Although it calls itself a cookbook and does contain a large number of fine recipes, the book's scope is much broader. Really, this is more like one of those "Enquire Within on Everything" volumes 19th-century settlers used to take to the outback with them, full of instructions for mixing whitewash, worming dogs and making a bag pudding. Starting with vegetables, proceeding to livestock and fish (River Cottage does indeed have a river and is only five miles from the sea) and concluding with the wild food, floral and faunal, of the hedgerow, Hugh Fearnley-Whittingstall explains how he grows, gathers, kills and cooks his own food.

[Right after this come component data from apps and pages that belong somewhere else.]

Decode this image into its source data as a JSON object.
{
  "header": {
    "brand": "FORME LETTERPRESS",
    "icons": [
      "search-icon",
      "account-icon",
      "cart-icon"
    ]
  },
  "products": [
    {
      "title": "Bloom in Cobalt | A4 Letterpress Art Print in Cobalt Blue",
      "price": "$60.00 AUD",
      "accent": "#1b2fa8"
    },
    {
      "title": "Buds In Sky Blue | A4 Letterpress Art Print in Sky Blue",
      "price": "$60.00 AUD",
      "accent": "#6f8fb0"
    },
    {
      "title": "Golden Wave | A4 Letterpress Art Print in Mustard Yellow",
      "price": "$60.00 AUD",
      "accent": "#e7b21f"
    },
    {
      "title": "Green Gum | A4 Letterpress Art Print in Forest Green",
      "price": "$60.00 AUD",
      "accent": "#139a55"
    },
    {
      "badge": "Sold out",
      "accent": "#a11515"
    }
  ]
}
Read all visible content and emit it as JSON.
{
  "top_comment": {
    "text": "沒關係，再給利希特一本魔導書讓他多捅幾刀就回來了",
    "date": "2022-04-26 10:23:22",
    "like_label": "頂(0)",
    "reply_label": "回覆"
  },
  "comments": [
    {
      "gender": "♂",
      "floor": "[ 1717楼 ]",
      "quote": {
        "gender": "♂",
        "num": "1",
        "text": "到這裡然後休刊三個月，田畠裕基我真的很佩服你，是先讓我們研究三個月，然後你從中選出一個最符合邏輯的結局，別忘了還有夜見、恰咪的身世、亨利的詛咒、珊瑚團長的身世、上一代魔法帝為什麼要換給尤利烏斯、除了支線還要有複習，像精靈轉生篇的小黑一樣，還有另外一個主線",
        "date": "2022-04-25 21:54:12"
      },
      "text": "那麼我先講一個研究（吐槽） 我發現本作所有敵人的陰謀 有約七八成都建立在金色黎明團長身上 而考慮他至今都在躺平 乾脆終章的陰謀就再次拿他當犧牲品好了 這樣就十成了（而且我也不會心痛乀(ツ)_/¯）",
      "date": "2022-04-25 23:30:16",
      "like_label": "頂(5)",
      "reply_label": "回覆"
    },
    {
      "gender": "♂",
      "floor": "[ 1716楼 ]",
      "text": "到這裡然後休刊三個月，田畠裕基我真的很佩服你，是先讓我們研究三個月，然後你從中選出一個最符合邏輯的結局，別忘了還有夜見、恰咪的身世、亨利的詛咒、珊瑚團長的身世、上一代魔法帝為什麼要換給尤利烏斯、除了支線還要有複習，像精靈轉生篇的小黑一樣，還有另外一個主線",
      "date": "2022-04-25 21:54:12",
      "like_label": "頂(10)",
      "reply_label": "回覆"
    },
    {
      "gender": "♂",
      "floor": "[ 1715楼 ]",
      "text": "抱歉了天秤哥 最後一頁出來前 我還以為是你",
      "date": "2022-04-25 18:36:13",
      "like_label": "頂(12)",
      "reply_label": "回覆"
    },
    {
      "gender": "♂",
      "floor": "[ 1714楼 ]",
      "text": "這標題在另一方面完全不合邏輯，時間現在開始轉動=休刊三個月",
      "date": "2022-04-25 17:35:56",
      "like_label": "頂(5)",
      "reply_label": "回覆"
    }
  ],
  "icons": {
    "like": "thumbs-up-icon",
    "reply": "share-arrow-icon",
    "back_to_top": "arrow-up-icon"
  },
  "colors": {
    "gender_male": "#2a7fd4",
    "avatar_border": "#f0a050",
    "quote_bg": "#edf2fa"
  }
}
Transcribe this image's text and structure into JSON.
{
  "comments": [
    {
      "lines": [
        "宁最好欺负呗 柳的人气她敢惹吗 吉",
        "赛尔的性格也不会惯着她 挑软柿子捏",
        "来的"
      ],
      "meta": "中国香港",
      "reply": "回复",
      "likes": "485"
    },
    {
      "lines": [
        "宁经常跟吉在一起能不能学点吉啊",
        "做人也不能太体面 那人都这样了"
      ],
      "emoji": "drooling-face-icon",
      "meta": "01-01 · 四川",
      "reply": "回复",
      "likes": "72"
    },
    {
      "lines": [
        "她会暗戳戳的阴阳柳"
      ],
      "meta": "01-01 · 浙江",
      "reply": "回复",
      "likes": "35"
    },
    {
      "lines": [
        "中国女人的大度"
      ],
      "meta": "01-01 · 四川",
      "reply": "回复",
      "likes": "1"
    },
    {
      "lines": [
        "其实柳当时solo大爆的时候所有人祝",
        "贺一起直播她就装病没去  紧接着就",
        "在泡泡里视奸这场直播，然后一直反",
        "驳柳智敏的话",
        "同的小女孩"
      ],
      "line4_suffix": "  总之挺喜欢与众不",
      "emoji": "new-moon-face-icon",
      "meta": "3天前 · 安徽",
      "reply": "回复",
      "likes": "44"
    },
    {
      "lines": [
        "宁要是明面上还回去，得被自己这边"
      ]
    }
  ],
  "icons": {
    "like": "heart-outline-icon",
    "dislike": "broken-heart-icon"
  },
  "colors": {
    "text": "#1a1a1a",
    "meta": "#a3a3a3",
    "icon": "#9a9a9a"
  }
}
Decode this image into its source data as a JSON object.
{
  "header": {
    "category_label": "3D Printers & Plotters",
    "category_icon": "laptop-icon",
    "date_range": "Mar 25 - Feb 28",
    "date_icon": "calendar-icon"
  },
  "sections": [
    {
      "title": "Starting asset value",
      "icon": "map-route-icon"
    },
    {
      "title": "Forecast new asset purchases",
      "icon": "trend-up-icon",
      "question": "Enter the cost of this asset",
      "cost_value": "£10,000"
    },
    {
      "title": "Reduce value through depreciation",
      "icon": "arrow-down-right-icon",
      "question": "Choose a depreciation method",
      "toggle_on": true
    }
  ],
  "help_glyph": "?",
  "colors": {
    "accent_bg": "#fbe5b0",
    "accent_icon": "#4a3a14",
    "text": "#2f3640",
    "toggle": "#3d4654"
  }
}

There is a lot of information here, and a lot of hard reality, too: he is very clear and forthright about the place of death in this kind of life. But then this is a very clear and forthright book overall, a very engaging and really quite inspirational manual of how to live the country life so many of us dream about. It's well-illustrated, too, with Simon Wheeler's fine photographs of Hugh at work chasing chickens, skinning eels, carrying piglets and so on. The food in the River Cottage kitchen looks wonderful, too, though the photo of a cod-head glaring resentfully from under a beehive of parsley in a stock pot carries many more resonances than it is possible to summarise here. --Robin Davidson --This text refers to an out of print or unavailable edition of this title.
“As good for the armchair as it is in the kitchen, even worth packing for reference outdoors.”
– Tom Jaine, The Guardian
“Hugh’s take on food is charming and refreshingly earthy. How can one refuse?”
– Rick Stein
From the Back Cover
‘We all know that food can often be the source of great pleasure. My question is, why isn’t it always?
One of the most satisfying things about my life at River Cottage is that I rarely find myself thinking “Why am I eating this rubbish?” I hope this book will help you to maximise the amount of daily pleasure you get from food, and eliminate the rubbish.
How much you incorporate into your own life is up to you. But if all you do is grow a few herbs in a window box, make nettle soup once a year, and try a free range goose for Christmas, you will already be enjoying your life more. And you won’t be the only one.’
-Hugh Fearnley-Whittingstall--This text refers to an out of print or unavailable edition of this title.
About the Author
Hugh Fearnley-Whittingstall is the idiosyncratic and highly acclaimed presenter of Channel 4’s TV Dinners, A Cook on the Wild Side and Escape to River Cottage, as well as a columnist for the Independent on Sunday and Sunday Times. He has three times been nominated for the prestigious Glenfiddich Food Awards, winning once with the second series of A Cook on the Wild Side. Hugh lives in Dorset with his partner Marie and their son Oscar.